# Directions for this task
Repeat each entry exactly, but do not carry over the pictures.

▼▼▼

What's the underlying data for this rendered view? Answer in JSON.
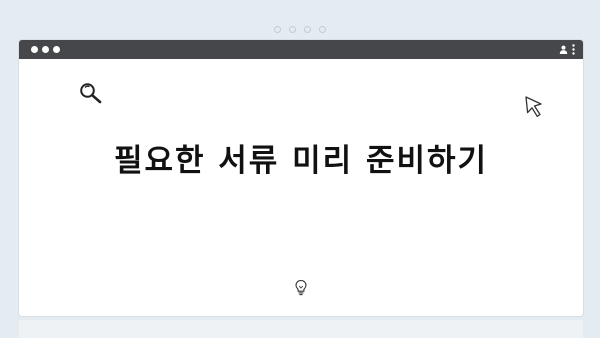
{
  "page": {
    "heading": "필요한 서류 미리 준비하기",
    "background_color": "#e4ebf1",
    "titlebar_color": "#46474b"
  },
  "icons": {
    "search": "search-icon",
    "cursor": "cursor-icon",
    "bulb": "lightbulb-icon",
    "user": "user-icon",
    "menu": "kebab-menu-icon"
  }
}
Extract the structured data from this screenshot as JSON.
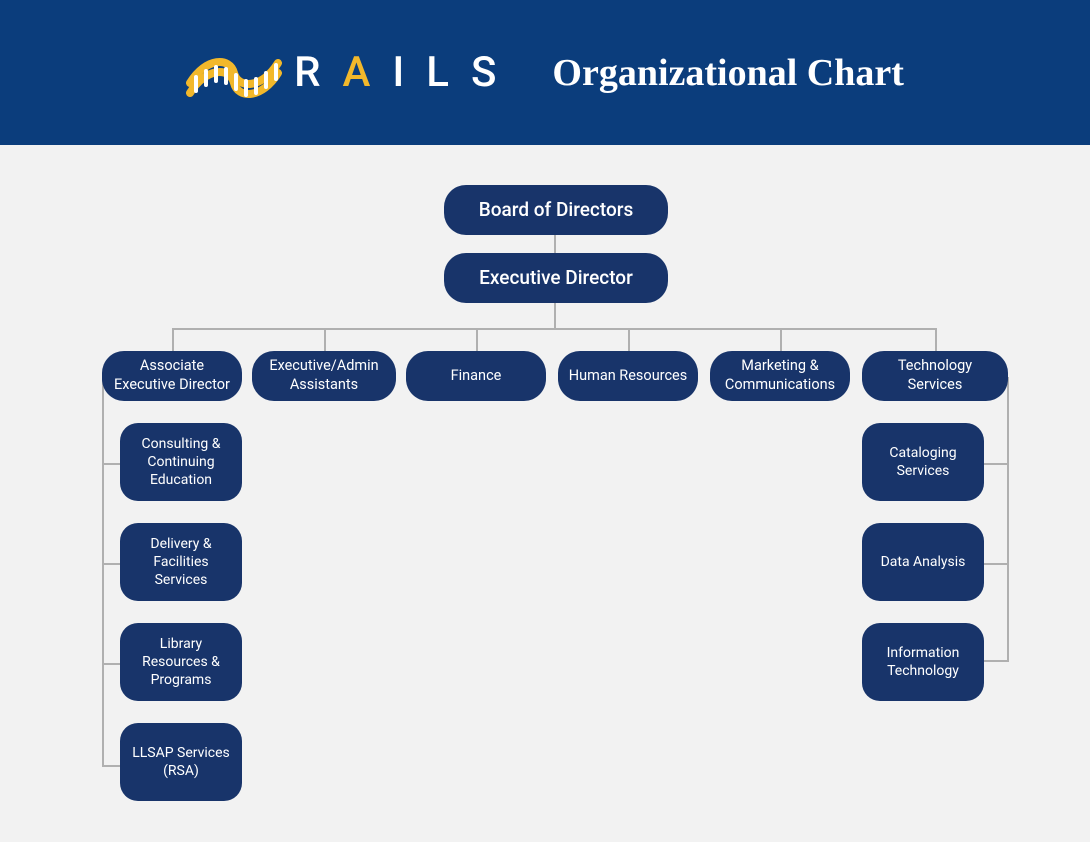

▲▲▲

# Answer section
What's the underlying data for this rendered view? Answer in JSON.
{
  "page": {
    "heading": "필요한 서류 미리 준비하기",
    "background_color": "#e4ebf1",
    "titlebar_color": "#46474b"
  },
  "icons": {
    "search": "search-icon",
    "cursor": "cursor-icon",
    "bulb": "lightbulb-icon",
    "user": "user-icon",
    "menu": "kebab-menu-icon"
  }
}
Extract the structured data from this screenshot as JSON.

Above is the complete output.